Man on Wire Movie Review
Of all the movies that are showing up on Top Ten lists this year, one odd one seems to be cropping up here and there with more regularity than what would be expected. Man on Wire, about a Frenchman who likes to walk on tightropes, is not the kind of film you'd expect to be a candidate for such exclusive lists, no matter how interesting the concept. Amazingly, Man of Wire is an engaging, entertaining and enthralling documentary that will appeal even to people who don't like documentaries.

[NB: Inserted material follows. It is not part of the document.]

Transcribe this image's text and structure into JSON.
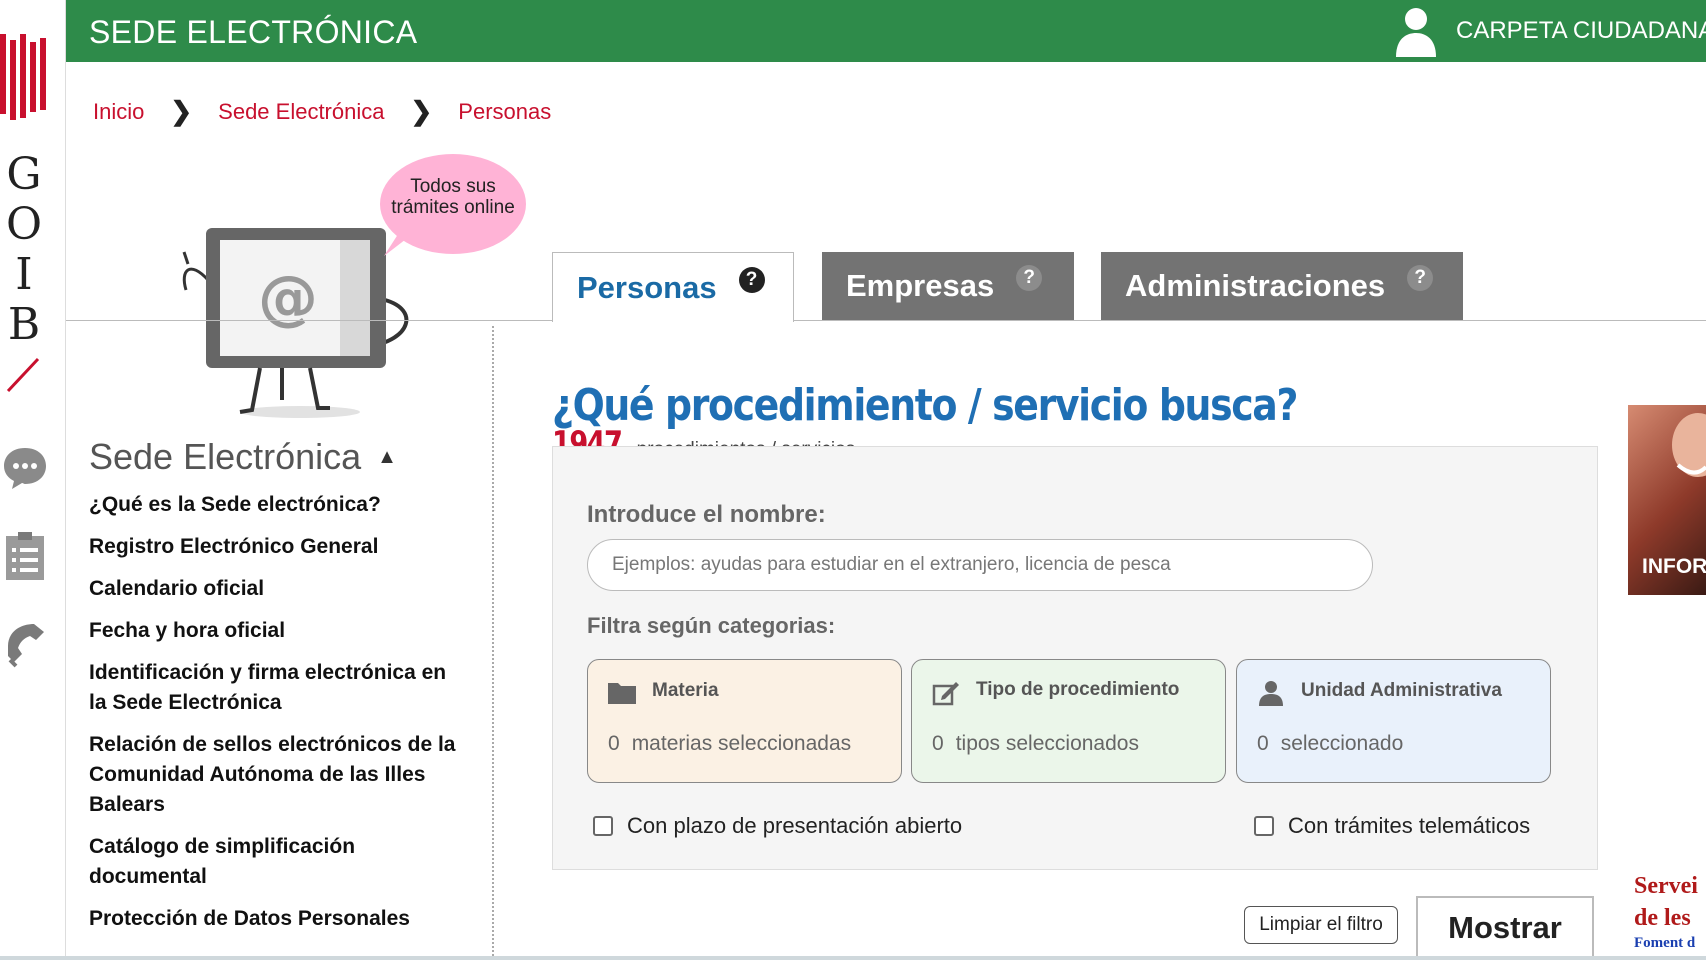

Man on Wire, directed by James Marsh, follows Philippe Petite, the Lance Armstrong of tightrope walking. The man was born to walk on tight little cables with no harness, and was determined to push himself further and further. At one point, he snuck onto the Sydney Harbour Bridge and walked across a cable. That sounds crazy to me, but that's nothing. Philippe's real goal? Sneak onto the roof of the World Trade Center, somehow string a cable between the two gigantic buildings, and then walk across it before the authorities can stop him.
Frankly, Petite may have a few screws loose, but that also makes him a fascinating subject. The man, thankfully, is still well alive and really likes interviews. He tells his story with conviction, enthusiasm and downright euphoria, almost to the point where you have to question whether the guy is real. But he is real, and he bounces around his interview as if he's 20 again.

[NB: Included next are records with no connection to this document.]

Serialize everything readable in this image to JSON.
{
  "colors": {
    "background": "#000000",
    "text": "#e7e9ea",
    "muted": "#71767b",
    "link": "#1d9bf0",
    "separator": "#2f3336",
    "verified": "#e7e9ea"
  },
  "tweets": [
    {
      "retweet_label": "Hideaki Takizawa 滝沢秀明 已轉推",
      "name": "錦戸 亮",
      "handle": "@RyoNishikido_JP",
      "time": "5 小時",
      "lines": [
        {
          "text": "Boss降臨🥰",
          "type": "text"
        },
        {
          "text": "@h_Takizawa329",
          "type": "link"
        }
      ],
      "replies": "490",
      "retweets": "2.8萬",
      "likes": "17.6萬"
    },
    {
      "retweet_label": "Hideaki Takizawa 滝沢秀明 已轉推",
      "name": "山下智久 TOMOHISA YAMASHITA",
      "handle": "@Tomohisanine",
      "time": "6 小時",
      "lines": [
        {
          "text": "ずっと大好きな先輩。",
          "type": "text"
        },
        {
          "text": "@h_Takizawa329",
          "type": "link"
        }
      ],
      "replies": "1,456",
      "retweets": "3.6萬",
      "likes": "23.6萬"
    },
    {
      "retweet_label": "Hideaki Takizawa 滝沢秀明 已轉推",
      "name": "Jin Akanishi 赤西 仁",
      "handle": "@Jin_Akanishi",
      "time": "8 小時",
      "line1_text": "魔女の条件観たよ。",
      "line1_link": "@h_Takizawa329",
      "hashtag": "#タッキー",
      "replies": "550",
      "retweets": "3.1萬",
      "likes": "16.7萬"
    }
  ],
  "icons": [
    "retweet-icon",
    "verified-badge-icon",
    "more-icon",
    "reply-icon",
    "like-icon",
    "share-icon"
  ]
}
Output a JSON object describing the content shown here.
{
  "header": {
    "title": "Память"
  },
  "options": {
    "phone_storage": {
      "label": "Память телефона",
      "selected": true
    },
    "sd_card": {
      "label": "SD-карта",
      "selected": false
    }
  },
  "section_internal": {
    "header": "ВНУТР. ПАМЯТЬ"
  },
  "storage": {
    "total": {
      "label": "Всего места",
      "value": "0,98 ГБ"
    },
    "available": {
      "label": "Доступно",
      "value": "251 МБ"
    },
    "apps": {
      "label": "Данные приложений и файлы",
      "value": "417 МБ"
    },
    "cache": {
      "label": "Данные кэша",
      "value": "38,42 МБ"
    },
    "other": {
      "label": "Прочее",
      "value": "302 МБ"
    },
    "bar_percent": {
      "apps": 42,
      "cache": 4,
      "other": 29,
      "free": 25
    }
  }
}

Yes, he's "only" a tightrope walker, but he still has an interesting story to tell. There aren't many events that truly define him, yet the ones that do are noteworthy. His character alone is entertaining; Marsh clearly hit the jackpot. Speaking of Marsh, the director took this film well beyond what Man on Wire could have been. A synergy of music, photographs, video footage, interviews and historical recreations, Man on Wire is one of the most dynamic documentaries in recent memory.
Man on Wire might not sound like the typical documentary, and it isn't. Its only fault is that it doesn't broach a subject that has more significance - such as torture in Iraq - but it's still an incredible piece of work. Recommended.
Review by Erik Samdahl unless otherwise indicated.